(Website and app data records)
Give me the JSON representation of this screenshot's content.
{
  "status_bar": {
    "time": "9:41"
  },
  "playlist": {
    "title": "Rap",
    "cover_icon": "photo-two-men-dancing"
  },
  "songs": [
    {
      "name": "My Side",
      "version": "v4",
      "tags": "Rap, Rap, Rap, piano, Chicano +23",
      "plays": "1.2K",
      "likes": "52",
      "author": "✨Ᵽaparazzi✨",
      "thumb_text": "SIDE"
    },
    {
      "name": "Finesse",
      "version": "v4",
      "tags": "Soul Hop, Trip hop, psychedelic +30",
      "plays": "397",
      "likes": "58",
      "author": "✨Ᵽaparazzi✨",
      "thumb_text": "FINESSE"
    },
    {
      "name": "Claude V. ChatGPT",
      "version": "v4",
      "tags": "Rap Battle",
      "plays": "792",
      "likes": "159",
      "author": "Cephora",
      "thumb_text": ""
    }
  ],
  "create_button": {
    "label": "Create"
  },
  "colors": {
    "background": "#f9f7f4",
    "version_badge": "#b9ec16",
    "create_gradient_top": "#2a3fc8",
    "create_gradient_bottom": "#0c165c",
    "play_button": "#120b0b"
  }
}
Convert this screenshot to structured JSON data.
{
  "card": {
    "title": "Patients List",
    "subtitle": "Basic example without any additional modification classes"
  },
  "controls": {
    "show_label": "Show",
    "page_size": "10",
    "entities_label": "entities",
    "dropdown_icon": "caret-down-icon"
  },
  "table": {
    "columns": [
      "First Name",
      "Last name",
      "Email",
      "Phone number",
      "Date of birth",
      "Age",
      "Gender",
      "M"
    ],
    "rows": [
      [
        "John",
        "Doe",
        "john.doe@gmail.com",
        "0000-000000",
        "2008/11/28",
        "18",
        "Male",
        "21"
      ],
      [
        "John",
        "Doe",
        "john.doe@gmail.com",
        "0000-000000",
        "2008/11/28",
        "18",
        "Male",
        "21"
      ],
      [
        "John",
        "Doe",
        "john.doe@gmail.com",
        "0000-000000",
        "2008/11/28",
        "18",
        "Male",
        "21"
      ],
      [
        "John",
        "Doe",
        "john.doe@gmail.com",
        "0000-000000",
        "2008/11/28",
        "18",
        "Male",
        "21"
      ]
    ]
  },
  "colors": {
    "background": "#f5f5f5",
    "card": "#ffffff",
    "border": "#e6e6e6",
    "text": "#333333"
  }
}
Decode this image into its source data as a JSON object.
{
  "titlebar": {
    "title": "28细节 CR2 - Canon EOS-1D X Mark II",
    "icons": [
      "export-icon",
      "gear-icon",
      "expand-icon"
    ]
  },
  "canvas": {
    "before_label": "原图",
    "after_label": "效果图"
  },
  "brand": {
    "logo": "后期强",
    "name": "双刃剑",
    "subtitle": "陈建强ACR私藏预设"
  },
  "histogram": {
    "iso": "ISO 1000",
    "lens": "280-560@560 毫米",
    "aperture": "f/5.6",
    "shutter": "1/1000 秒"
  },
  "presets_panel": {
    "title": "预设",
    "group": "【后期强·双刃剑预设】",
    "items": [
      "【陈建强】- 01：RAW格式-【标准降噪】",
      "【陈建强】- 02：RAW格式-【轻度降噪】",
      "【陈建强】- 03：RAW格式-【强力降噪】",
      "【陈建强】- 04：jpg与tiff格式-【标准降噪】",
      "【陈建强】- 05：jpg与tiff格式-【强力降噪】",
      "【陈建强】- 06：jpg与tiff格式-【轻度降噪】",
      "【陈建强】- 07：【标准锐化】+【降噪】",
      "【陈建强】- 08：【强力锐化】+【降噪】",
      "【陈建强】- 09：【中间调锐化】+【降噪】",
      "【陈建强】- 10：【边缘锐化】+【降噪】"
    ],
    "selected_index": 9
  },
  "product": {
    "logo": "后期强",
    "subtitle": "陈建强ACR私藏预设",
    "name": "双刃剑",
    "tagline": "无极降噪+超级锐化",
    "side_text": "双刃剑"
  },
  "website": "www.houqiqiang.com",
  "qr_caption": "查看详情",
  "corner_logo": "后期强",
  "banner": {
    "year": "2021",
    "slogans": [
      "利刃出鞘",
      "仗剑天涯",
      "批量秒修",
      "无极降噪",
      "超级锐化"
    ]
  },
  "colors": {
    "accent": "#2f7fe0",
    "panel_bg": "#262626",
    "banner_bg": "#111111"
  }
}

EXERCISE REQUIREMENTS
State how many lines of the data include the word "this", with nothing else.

SOLUTION
3